As of Wednesday morning, the city had approved 340 properties. It has issued licenses to about 150 of them; the others are awaiting payment of fees ranging from $50 to $500.
Overall, about 1,300 applications have been filed. That’s nearly twice as many as our count on Friday afternoon.
Last fall, an Airbnb tracking service estimated there were 4,500 Airbnb listings citywide.
Owners of multiple units.As of this writing the leading applicant, with 23, is an agent for a national vacation rental company called "Stay Alfred." As of last July, Stay Alfred was already estimated to be operating at least 40 STRs in New Orleans. In December, LaToya and her colleagues could have done something about this but refused to act.
While arguments for legalizing short-term rentals tend to focus on people renting out a portion of their home to tourists to make ends meet or fund needed renovations, opponents pointed to cases where operators with multiple listings as an indication that many were running full-scale businesses
Dozens of people have applied for multiple licenses.
Councilman Jared Brossett tried unsuccessfully to change the legislation by requiring short-term rental hosts to hold a homestead tax exemption, which can only legally be held by someone who owns the home. It also would have limited short-term rentals to two per block, which has been favored by historic preservationists. That attempt failed, 5-2, with Brossett and Councilwoman Guidry voting in favor of the ordinance.The Advocate counts "dozens" of multiple license applicants currently. It has been estimated that 66 percent of all STRs in the city are operated by owners of multiple properties and 76 percent of all STRs are "whole homes or apartments." That data is two years old and matters likely have not improved since then.
It's possible to tell a story of "Two Truths" in New Orleans.
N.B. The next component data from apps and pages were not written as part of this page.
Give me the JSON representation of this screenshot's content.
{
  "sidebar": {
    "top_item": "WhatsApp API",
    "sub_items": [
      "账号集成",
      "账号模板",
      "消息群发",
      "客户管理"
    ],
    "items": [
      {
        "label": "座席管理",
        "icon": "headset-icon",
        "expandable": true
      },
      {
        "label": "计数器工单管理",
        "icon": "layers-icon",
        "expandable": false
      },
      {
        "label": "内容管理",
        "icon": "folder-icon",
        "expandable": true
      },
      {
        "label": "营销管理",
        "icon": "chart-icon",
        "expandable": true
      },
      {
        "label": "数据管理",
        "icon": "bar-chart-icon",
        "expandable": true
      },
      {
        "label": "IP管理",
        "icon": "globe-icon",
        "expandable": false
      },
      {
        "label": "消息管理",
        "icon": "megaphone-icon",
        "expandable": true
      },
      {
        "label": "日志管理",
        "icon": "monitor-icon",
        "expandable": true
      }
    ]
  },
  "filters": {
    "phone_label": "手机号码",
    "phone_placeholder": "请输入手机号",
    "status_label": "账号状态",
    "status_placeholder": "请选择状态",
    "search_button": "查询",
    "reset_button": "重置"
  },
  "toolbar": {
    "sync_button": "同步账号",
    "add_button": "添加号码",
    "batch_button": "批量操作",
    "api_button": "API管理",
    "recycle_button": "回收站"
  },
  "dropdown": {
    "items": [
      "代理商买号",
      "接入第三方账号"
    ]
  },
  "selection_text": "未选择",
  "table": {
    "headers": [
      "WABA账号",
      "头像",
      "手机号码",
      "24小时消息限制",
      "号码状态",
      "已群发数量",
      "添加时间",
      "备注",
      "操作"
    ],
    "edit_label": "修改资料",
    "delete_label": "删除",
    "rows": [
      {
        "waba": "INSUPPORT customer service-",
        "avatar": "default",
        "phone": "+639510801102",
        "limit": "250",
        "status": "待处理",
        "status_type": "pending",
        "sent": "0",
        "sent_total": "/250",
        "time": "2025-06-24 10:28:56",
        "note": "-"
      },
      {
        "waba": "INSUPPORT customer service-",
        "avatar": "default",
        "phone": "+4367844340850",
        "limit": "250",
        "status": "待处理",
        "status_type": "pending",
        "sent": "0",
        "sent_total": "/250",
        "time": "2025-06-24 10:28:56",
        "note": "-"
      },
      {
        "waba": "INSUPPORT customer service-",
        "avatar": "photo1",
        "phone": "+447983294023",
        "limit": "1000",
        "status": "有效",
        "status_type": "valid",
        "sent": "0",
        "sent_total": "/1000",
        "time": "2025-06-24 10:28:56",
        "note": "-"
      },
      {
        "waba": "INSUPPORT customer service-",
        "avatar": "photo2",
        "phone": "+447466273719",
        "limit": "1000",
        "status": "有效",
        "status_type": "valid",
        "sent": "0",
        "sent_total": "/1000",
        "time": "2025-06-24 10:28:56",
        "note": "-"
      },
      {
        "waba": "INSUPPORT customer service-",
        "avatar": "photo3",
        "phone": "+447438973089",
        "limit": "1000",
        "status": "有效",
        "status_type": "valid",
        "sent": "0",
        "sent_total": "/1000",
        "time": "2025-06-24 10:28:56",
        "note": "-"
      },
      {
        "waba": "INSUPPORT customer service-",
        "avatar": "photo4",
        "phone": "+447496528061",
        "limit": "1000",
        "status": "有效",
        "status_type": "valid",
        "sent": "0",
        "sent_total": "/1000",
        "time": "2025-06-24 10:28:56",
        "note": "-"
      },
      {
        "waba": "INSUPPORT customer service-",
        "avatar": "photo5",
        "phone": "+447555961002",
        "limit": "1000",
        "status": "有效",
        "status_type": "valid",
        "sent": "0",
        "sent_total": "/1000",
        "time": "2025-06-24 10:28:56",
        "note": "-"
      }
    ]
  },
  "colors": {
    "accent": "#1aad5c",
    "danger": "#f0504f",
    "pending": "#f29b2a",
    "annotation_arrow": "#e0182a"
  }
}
But it's probably better to tell the one truth about a power elite of real estate and tourism interests hoarding more and more wealth at the expense of exploited and defenseless workers, renters, and what's left of lower and middle class homeowners. LaToya doesn't want to talk about it that way, though. Better for her that the Two Truths are mysteriously unrelated. That way we can congratulate our friends and donors at the top while appearing concerned for their victims at the bottom.
It's also important that we don't get too specific about what we're going to do about it. Notice the language on Cantrell's site decries the ills of crime but not poverty, blight but not homelessness, and potholes because... well.. those darned potholes, amiright? Even the words LaToya uses to evoke the hardships of the poorer classes are carefully minced neoliberal morsels about "opportunity" and "earn" and "hard work."
We've already seen how her policy preferences match this language. LaToya has spoken about the proposed rental registry law in terms its benefits for neighboring homeowners regardless of the effect on renters. She has promoted an "inclusionary zoning" density bonus as a sop to luxury developers under the pretense of adding affordable housing. And she has been quite clear in her promotion of surveillance equipment and expansive police powers because, "my constituents are saying that crime is their number one issue."
All of which leads us to wonder who LaToya believes her "constituents" actually are. And which "Truth" of New Orleans are they living these days?